On the other end of the spectrum, Pan says, there are regions like the European Union, “where data privacy is heavily regulated to protect consumers.”

So, is there a balance — a middle ground along this spectrum — in the future?

“I think there will be innovation there,” says Pan. “I can imagine web hosting companies collecting, handling, and keeping personally identifiable information secure and data privacy compliant to their respective countries — for a price.”

The idea of “data protection for a price” is not new, nor is it tremendously popular, according to our research. When we surveyed a panel of 893 consumers — almost evenly divided among the U.S., UK, and Canada — to find out how many would pay for an ad-free version of Facebook, 64% said “no.”

But knowing how this will impact innovation and the industry at-large, Franco explains, would require a side-by-side comparison of what these varying levels of regulation look like — especially in the months following GDPR coming into force.

“That would make a really interesting case study,” he says, “on the impact on innovation of self-regulation, versus government regulation of tech companies.”

4. What, if any, is the psychological impact of the growing amount of time we spend online?

Finally, we revisit the trend of those who are already online spending more time there. According to Meeker’s report, the average number of daily hours with digital media (among online adults) increased 4% in 2017.

The debate over disconnecting is also not new. As we spend more time on our devices, there’s a market for getting away from them, with some organizations advertising, essentially, digital detoxes for hire.

This growing amount of time online is particularly true of time spent on social media, according to the report, with the average global daily minutes spent on such networks increasing by 50% between 2012 and 2017 — for users ranging as young as 16, and as old as 64.


Source: Kleiner Perkins Caufield & Byers

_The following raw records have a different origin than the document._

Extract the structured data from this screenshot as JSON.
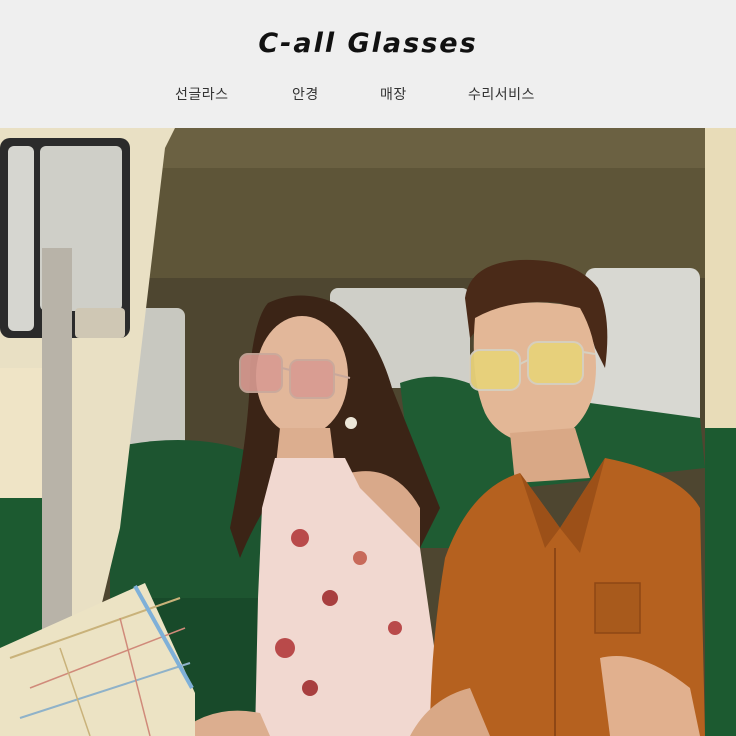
{
  "brand": {
    "name": "C-all Glasses"
  },
  "nav": {
    "items": [
      {
        "label": "선글라스"
      },
      {
        "label": "안경"
      },
      {
        "label": "매장"
      },
      {
        "label": "수리서비스"
      }
    ]
  },
  "hero": {
    "alt_subject": "hero-photo",
    "colors": {
      "van_interior": "#5a5033",
      "seat_green": "#1f5a32",
      "van_cream": "#e8dcb8",
      "shirt_orange": "#b5611f",
      "dress_pink": "#f1d8d0"
    }
  }
}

It begs the question: What is the psychological impact of this behavior?

“A lot of teens who come to me for therapy often cite social media as a source of stress,” says Laurie Paul, Ph.D., a psychologist in the Washington, D.C. area. “Many of them talk about inter-personal conflicts with peers that are started or intensified by posts on social media.”

This phenomenon, Dr. Paul explains, has real-life consequences.

“I’ve had many teens talk to me about experiencing bullying from peers on social media, and that this causes a lot of anxiety,” she says. “Skipping school, changing friend groups, entire school years ruined — because of being a target of bullying on social media.”

It’s not limited to teens, either. When I asked Dr. Paul if she’s observed similar effects among adults, the answer was, “Yes.”

“I’ve also seen conflicts among young adults that started on social media,” she elaborates. “For example, around Father’s Day, I had several clients who were upset, because one of their siblings posted about how wonderful their father was, but in actuality, the father abandoned the family or was abusive.”

Again, this online (specifically, social media) behavior had real-life implications.

“These posts led to resentment, feeling invalidated, and sparked conflict with the sibling who made the post,” Dr. Paul explains. “Sometimes, it sparked broader conflict and taking sides among several members of the family.”

So with this concentrated amount of time spent on social media being a fairly recent phenomenon — with the most explosive growth, it seems, having taken place over a period of only five years — what are the possible long-term impacts?

“I can only hypothesize. I teach college classes, too, in addition to my clinical practice, and I’ve observed short attention spans,” says Dr. Paul. “I wonder if this is related to students spending a lot of time online and being able to rapidly click until they find something interesting.”

Until next year’s report — we’ll continue to observe the gradual impact of these trends, and how they evolve.

Featured image attribution: By Jasveer10 [CC BY-SA 4.0], from Wikimedia Commons / Cropped from original